    As the start of week 1 of 2020 rolled around, I set a goal to spend 60% of my time doing Billable hours.  And I was very successful.  At the end of week 1, I had spent 21.1 hours working.  15.2 of those hours were billable hours! (72%)  

    Encouraged, I refined my plan. 60% Billable Hours and then the Non-Billable hours, I would spend 10% on Marketing, 10% on donation items, 20% on learning new things.

    That second week turned out pretty good too.  

    Total hours: 30.8

    Billable: 22.3 (72%)

    Marketing: 0

    Donation: 3 (9.7%)

    Learning: 2.5 (8.1%)

    I had an additional 3 hours where I had to go buy new art supplies.  So I need to figure out how to do that outside of work hours or make a plan for shopping too.

    Since my most important goal is to spend at least 60% of my time doing billable hours, I feel elated over the 72%, but it did come at a cost. I didn't market myself last week, aside from a few instagram posts.  

    Week 3: this week I missed a whole day to President's Day (the kids were home and we had friends over) and a couple hours on another day due to shear laziness, I've only worked a total of 9.4 hours this week out of the 14 hours I had planned on working this week.

    But, I will get at least 1 hour of that time done for marketing, because I am writing this blog.  See you next week.

    Pamela

  • #SCBWI LA17

    #SCBWI LA17

    Just finished the main event for SCBWI 2017 in LA.  I made this dummy book to take with me to the conference.  I included it with my portfolio for the portfolio showcase (which was cool to be a part of) and I carried around a copy to show to anyone who asked about what I was working on.

    I have a list of things gleaned from the conference to change on this dummy before I send it in to an editor.  I'm excited to fine tune it and send it to publishers.  One of the art directors told a story about a picture book she worked on where the creator made 10 physical dummy books before it was finished.  I only have 9 more to go!!!

    Thanks to Julie Olsen's blog post on making a dummy book from InDesign.
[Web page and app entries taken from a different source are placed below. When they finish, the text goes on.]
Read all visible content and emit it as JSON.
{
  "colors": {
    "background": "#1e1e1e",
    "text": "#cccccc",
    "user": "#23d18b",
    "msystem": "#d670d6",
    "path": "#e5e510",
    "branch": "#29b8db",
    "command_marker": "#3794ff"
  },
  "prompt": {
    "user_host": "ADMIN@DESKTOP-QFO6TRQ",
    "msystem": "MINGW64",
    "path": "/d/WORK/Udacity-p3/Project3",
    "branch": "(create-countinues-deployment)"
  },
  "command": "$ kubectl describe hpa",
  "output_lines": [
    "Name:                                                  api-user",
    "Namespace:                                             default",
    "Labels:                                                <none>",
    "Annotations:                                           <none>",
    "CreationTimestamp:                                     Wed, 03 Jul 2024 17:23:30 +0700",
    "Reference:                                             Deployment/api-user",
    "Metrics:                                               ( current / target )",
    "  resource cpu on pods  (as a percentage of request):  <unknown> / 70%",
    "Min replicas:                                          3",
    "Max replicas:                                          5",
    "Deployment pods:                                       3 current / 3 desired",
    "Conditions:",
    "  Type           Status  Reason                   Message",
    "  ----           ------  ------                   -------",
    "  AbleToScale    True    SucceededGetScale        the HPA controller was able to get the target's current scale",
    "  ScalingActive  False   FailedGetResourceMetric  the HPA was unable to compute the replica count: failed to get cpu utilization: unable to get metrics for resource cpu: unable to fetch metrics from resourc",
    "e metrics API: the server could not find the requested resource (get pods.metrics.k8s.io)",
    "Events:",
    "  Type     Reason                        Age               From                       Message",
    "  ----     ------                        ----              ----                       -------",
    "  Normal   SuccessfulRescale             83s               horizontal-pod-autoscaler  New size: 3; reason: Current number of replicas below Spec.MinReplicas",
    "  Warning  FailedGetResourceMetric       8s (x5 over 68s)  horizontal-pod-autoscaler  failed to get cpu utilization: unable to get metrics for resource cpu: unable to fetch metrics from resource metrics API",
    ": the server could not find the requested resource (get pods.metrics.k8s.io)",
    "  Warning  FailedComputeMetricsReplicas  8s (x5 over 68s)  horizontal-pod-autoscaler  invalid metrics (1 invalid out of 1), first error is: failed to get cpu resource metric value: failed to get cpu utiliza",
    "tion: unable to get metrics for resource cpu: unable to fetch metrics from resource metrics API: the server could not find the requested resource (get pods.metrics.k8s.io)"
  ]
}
It saved me time just before the conference.

    I met alot of nice people including a couple of fellow artists that I plan on connecting with to do dummy book swaps/critics with.  I made cute mini sketchbooks/business cards to hand out.  I handed out every last "card".  It was a goal of mine to not bring any home with me, it feels empowering to have reached that goal.  God does answer prayers.

    Next year, I plan on having a fuller, stronger portfolio and a new sketchbook business card design.  I might even put some fun line drawings inside the book.

    Tomorrow, I'm looking forward to attending the Illustrator Intensive. And then fly home. My littlest said she missed me so much, she couldn't sleep.

  • Consistently Penelope

    I went to my Art Critic Group last night.  I took a bunch of sketches I have of Penelope. I have been having some problems figuring out why she looks different in almost each sketch.  My group helped me to identify a few things I keep doing differently.  One suggestion was to draw just the head and shoulders and work on being consistent.

    So, here is my work this morning on making her Consistently Penelope:

    Version A:

    And Version B:

    Which one do you like better?